My Introduction to Greek Life in Alabama
The first time I saw them, they looked like sirens and Spartans. They were playing on the green grass of the quad surrounded by democratic pillars and Greek letters on sandy white buildings. It wasn’t until I had better orientated myself that I understood I hadn’t quite stepped back to ancient Greece. But I wasn’t – I’m not – very far off.
The Greek system of fraternities and sororities that makes up a large portion of the student body at the University of Alabama was perhaps the least familiar aspect of this Southern wilderness. To me, it’s the stuff of high school movies, the things I saw on late night repeats of old horror films that I had secretly watched growing up, closing my bedroom door just enough so that my parents wouldn’t hear me delving into forbidden territory.
The southern drawl shouting about last nights memories of red cups and beautiful blonde haired belles.
The picture perfect frat houses line the edges of campus on all sides, boxing in the rest of the college, making their presence continually known. This was a little overwhelming at first as I found myself surrounded by yellow polo shirts, faded jeans and brown loafers. The southern drawl shouting about last nights memories of red cups and beautiful blonde haired belles.
For me, a European who has now escaped the cliques and separations of high school and moved into the free-for-all environment of a British university, coming back to a place where people’s social lives are determined by a few letters of an ancient alphabet seemed a little strange. It seemed even stranger knowing that I had to find a way into integrating myself here for a year. The coliseums seemed so much taller than me.
But if you’re going to come to a new place, you’re going to have to be willing to raise your game, at least a little. So I threw myself into the deep end. Wearing my token crochet crop top and denim shorts, with my long unkempt dark locks falling down my back, I entered the world of clean crew cuts and knee length dresses. I sat in the sports bar with a boy whose father sells natural gas and owns a ranch. He invited me – the strict vegetarian – to accompany him on a hunting trip. He wanted to swing me round to his Republican political standpoint when I began raving about Obama’s new healthcare plans.
In the traditional Southern way, the female is always invited in, although perhaps not on terms of gender equality.
I felt just a little out of my depth in Alabama. But in the interests of staying above water and using the opportunity as a means of experience, I decided to go onto the party with him. Even though the party was at a house, there was a hired bouncer and a huge crowd outside the black iron gates. He pushed his way to the front and demanded entry. And there I was standing in the middle of the gated elite, a band on the stage and a hundred screaming college kids climbing up the walls. Surreal doesn’t cut it. Unreal, perhaps.

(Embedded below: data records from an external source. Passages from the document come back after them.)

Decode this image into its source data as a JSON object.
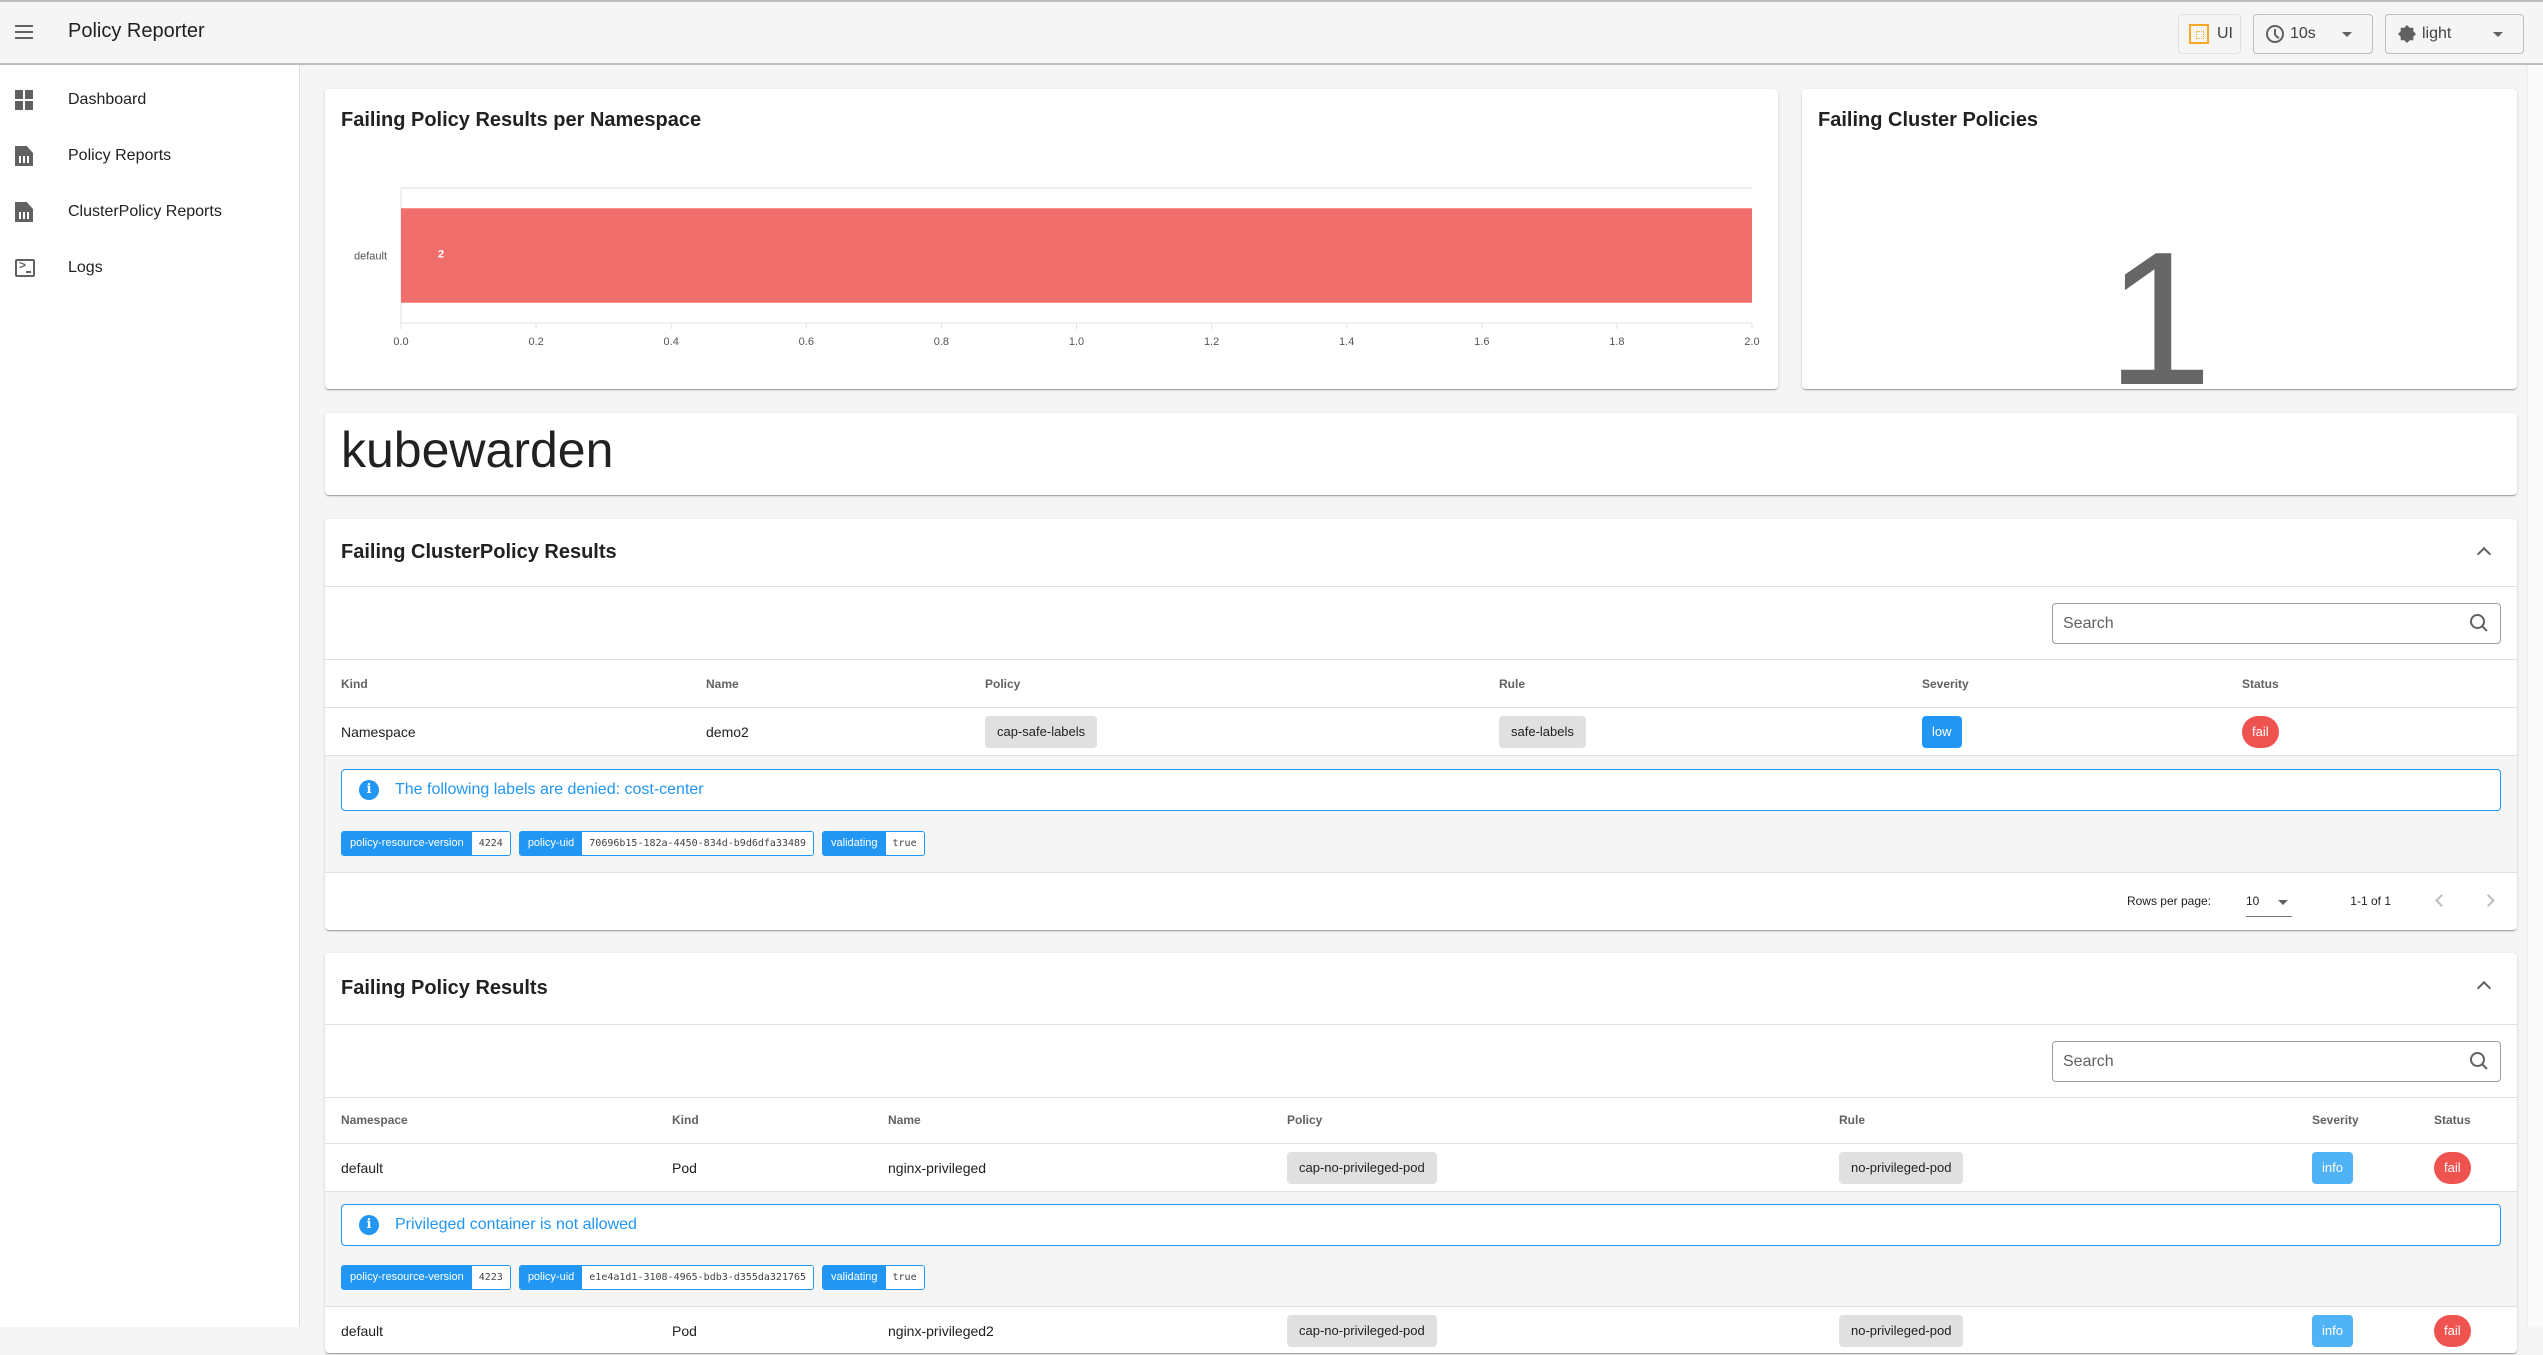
{
  "app": {
    "title": "Policy Reporter",
    "ui_button": "UI",
    "interval": "10s",
    "theme": "light"
  },
  "sidebar": {
    "items": [
      {
        "label": "Dashboard",
        "icon": "dashboard-icon"
      },
      {
        "label": "Policy Reports",
        "icon": "report-icon"
      },
      {
        "label": "ClusterPolicy Reports",
        "icon": "report-icon"
      },
      {
        "label": "Logs",
        "icon": "terminal-icon"
      }
    ]
  },
  "chart_data": {
    "type": "bar",
    "orientation": "horizontal",
    "title": "Failing Policy Results per Namespace",
    "categories": [
      "default"
    ],
    "values": [
      2
    ],
    "data_labels": [
      "2"
    ],
    "xlim": [
      0,
      2.0
    ],
    "xticks": [
      "0.0",
      "0.2",
      "0.4",
      "0.6",
      "0.8",
      "1.0",
      "1.2",
      "1.4",
      "1.6",
      "1.8",
      "2.0"
    ],
    "xlabel": "",
    "ylabel": "",
    "bar_color": "#f06e6b",
    "grid": false
  },
  "cluster_summary": {
    "title": "Failing Cluster Policies",
    "value": "1"
  },
  "engine": {
    "title": "kubewarden"
  },
  "cluster_results": {
    "title": "Failing ClusterPolicy Results",
    "search_placeholder": "Search",
    "columns": [
      "Kind",
      "Name",
      "Policy",
      "Rule",
      "Severity",
      "Status"
    ],
    "rows": [
      {
        "kind": "Namespace",
        "name": "demo2",
        "policy": "cap-safe-labels",
        "rule": "safe-labels",
        "severity": "low",
        "status": "fail",
        "message": "The following labels are denied: cost-center",
        "properties": [
          {
            "key": "policy-resource-version",
            "value": "4224"
          },
          {
            "key": "policy-uid",
            "value": "70696b15-182a-4450-834d-b9d6dfa33489"
          },
          {
            "key": "validating",
            "value": "true"
          }
        ]
      }
    ],
    "pagination": {
      "rows_per_page_label": "Rows per page:",
      "rows_per_page": "10",
      "range": "1-1 of 1"
    }
  },
  "policy_results": {
    "title": "Failing Policy Results",
    "search_placeholder": "Search",
    "columns": [
      "Namespace",
      "Kind",
      "Name",
      "Policy",
      "Rule",
      "Severity",
      "Status"
    ],
    "rows": [
      {
        "namespace": "default",
        "kind": "Pod",
        "name": "nginx-privileged",
        "policy": "cap-no-privileged-pod",
        "rule": "no-privileged-pod",
        "severity": "info",
        "status": "fail",
        "message": "Privileged container is not allowed",
        "properties": [
          {
            "key": "policy-resource-version",
            "value": "4223"
          },
          {
            "key": "policy-uid",
            "value": "e1e4a1d1-3108-4965-bdb3-d355da321765"
          },
          {
            "key": "validating",
            "value": "true"
          }
        ]
      },
      {
        "namespace": "default",
        "kind": "Pod",
        "name": "nginx-privileged2",
        "policy": "cap-no-privileged-pod",
        "rule": "no-privileged-pod",
        "severity": "info",
        "status": "fail"
      }
    ]
  },
  "colors": {
    "accent": "#2196f3",
    "severity_low": "#2196f3",
    "severity_info": "#4fb3f6",
    "status_fail": "#ef5350",
    "bar": "#f06e6b"
  }
}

But for them, the tanned and toned, the pristine and the athletic, this was just a normal Saturday night.
In the traditional Southern way, the female is always invited in, although perhaps not on terms of gender equality. Any girl can go to college parties and drink their beer out of any of the many coloured cups lining the sides of the purpose built party rooms. It’s very chivalrous, sometimes to the point of being old-fashioned. But I’ve come to terms with the importance of tradition, the doctrine of the South, the definition of the University of Alabama.
Photo by Lucy Cheseldine.